Rep. Kohler considers state law changes to help taxpayers
In recent years, property owners in the Wasatch Back have reported drastic fluctuations to their annual tax bills. A lawmaker representing people in the area says he may propose new bills to address some of those concerns.
As Summit and Wasatch county taxpayers complain about expensive property tax bills, a state lawmaker is proposing new procedures to cushion their costs.
Rep. Mike Kohler represents District 54, which covers Park City and Wasatch County. He says he’s been made aware of constituents paying tax bills that are disproportionate and unpredictable from year to year.
“I know people in Wasatch County and Summit County have had their properties assessed every year, so they're always in the higher echelon of value, meaning they’re going to pay higher taxes,” Kohler says. “One of them in a meeting the other day had a commercial property;they've gone from $10,000 to roughly $30,000, which is a whale of a hit.”
He says areas with high rates of growth are more likely to be assessed more frequently, and those are the property owners who consistently pay more in taxes.

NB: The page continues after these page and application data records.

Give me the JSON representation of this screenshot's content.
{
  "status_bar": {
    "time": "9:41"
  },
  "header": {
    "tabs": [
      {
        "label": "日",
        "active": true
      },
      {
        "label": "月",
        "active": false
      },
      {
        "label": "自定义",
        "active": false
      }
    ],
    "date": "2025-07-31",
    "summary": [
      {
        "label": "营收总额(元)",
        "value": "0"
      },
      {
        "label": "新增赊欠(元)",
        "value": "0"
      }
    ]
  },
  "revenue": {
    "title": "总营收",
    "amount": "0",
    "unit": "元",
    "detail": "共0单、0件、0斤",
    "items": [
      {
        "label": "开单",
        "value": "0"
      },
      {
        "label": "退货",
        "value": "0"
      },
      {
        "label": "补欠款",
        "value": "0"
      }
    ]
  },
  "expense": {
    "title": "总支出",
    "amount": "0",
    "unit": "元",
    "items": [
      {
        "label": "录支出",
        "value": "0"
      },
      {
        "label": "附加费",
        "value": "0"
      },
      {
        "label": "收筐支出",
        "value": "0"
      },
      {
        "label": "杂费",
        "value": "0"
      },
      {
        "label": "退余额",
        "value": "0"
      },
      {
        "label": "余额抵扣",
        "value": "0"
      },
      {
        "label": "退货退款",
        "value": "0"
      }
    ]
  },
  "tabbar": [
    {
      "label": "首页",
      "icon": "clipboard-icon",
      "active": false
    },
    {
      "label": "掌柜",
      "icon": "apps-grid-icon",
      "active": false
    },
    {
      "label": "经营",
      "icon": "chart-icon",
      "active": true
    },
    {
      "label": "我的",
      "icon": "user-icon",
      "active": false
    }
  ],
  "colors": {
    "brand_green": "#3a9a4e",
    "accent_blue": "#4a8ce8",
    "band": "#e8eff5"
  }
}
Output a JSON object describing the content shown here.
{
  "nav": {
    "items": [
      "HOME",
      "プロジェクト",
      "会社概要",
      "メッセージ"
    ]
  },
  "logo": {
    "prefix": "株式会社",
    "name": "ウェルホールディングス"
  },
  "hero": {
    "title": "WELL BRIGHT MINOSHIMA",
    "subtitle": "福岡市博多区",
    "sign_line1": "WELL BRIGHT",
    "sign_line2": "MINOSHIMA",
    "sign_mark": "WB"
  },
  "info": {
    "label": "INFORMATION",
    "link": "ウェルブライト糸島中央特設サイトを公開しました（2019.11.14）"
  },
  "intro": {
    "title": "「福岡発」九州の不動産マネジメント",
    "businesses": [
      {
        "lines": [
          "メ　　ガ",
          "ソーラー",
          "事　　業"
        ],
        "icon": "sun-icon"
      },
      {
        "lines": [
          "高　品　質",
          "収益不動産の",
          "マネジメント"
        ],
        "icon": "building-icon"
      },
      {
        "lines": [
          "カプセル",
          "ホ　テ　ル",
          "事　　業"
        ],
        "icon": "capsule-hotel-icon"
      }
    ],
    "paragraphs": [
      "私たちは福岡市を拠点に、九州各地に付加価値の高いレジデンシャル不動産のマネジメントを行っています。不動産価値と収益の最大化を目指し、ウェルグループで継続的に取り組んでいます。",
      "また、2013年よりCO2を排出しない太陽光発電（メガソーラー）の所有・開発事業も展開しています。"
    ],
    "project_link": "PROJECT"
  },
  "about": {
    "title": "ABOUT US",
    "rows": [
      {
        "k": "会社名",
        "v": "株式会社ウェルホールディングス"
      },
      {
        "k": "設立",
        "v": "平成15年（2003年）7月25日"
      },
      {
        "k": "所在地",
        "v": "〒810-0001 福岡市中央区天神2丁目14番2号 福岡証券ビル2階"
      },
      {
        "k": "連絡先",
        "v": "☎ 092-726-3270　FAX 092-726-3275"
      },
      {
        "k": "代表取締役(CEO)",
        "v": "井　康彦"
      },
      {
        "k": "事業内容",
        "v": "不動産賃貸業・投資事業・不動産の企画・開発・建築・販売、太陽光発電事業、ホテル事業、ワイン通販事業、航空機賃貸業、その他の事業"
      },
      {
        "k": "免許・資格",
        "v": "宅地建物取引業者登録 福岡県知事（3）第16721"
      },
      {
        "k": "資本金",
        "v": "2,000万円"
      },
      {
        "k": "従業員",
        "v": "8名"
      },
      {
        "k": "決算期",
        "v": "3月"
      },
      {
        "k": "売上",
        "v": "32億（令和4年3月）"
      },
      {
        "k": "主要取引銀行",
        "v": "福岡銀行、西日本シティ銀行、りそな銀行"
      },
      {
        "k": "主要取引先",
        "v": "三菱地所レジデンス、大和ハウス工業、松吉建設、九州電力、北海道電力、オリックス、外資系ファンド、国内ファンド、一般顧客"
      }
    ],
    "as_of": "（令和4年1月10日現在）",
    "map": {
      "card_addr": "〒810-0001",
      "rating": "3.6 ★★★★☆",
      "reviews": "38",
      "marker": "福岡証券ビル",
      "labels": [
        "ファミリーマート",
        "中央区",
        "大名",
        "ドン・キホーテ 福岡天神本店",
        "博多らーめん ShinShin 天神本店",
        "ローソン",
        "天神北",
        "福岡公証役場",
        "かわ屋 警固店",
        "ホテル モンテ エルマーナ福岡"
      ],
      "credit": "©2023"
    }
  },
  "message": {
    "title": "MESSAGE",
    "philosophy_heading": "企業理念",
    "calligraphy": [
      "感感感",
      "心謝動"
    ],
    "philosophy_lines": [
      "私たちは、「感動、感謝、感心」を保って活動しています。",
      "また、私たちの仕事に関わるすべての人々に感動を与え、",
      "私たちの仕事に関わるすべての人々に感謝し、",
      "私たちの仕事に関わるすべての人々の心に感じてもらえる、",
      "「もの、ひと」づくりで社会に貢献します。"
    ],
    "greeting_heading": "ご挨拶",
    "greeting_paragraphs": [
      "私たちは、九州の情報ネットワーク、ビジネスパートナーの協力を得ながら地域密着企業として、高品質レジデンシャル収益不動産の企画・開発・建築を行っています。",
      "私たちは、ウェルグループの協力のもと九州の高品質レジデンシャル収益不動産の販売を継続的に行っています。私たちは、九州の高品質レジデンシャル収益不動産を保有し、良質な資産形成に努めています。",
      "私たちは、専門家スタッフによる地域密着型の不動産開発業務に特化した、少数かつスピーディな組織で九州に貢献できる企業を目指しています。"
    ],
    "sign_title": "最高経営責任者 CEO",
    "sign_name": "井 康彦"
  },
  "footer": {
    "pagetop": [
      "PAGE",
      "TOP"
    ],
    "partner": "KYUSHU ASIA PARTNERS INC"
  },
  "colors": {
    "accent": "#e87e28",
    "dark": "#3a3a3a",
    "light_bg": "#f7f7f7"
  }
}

While those people’s taxes increase, people who aren’t assessed for years see little to no changes.
Kohler believes technology can help. In the next legislative session, he says he may propose legislation to make sure assessors use computer programs to perform yearly appraisals on everyone’s properties. As of now, he says it’s just an idea, and no details are official.
Summit County Assessor Stephanie Poll says her office is seeking a data analyst to move toward this type of valuation approach. She says it could take a few years to implement the strategies she’s planning to make assessments as equitable as possible. She also hopes any state-level legislation would allow counties appropriate time to budget for the resources her office needs.
Wasatch County Assessor Todd Griffin tells KPCW his office already uses software to factor market values into assessments. He says some programs cost millions of dollars and exceed the county’s budget, and he would gladly accept more help from the state.
But he also says every assessment is complicated, and he prefers to leave the bulk of the appraising to his staff.
“Every appraiser on my staff has over 20 years of experience,” Griffin says. “I don't think the public wants artificial intelligence to take over the part that touches them so dearly every year.”
Kohler also floated the idea of a bill to help keep property taxes for people 65 and older from increasing too drastically from year to year. He says that’s to protect people who are usually on fixed incomes.
“I think we're going to see some efforts to try and protect the value, or at least make sure their values can't go up extremely high in one year. They, in general, have a lot less of an ability to absorb it,” Kohler says.
Both Poll and Griffin supported the idea of helping people on fixed incomes at some level. Griffin says in the current market, some are at risk of being taxed out of the homes they own.
Kohler’s idea concerns limits to actual assessment values or tax bills people pay based on age. In Utah, regardless of age, some people on low incomes and veterans qualify for programs to shrink the costs of their property taxes.